Task description: Using the records below, find every line that includes "icon" and copy it.

Given data:

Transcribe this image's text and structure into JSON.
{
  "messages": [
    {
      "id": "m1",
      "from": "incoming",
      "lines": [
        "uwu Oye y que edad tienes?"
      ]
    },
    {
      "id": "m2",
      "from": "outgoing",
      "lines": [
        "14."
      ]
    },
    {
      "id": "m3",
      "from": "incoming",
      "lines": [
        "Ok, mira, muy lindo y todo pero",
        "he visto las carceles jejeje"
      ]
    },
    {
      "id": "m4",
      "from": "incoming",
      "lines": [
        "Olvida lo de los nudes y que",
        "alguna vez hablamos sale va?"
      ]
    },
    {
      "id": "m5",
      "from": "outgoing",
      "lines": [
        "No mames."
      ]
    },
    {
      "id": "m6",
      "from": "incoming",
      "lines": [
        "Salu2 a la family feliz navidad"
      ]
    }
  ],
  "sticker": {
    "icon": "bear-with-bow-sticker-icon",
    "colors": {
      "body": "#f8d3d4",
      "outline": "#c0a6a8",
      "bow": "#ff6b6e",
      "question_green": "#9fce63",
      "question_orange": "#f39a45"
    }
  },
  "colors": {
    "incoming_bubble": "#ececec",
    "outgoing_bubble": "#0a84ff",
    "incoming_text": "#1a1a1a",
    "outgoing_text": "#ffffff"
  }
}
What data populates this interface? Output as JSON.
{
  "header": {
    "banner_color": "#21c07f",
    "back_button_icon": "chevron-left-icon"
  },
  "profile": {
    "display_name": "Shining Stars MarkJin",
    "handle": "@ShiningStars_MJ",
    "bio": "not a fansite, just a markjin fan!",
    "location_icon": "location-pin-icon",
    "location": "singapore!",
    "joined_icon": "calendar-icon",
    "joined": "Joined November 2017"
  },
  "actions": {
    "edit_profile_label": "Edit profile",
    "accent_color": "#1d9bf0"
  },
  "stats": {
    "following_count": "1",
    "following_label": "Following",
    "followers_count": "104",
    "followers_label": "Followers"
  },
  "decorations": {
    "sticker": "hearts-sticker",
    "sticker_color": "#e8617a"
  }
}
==
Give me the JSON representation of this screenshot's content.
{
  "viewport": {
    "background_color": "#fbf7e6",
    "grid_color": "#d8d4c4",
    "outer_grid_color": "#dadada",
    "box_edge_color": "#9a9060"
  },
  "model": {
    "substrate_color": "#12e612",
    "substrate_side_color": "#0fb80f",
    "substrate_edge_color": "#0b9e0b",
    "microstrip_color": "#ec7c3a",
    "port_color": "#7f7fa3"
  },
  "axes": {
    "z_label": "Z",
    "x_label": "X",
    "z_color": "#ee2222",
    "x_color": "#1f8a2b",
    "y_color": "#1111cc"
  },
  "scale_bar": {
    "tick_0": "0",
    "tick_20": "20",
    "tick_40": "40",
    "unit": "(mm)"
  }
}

Answer to this problem:
    "icon": "bear-with-bow-sticker-icon",
    "back_button_icon": "chevron-left-icon"
    "location_icon": "location-pin-icon",
    "joined_icon": "calendar-icon",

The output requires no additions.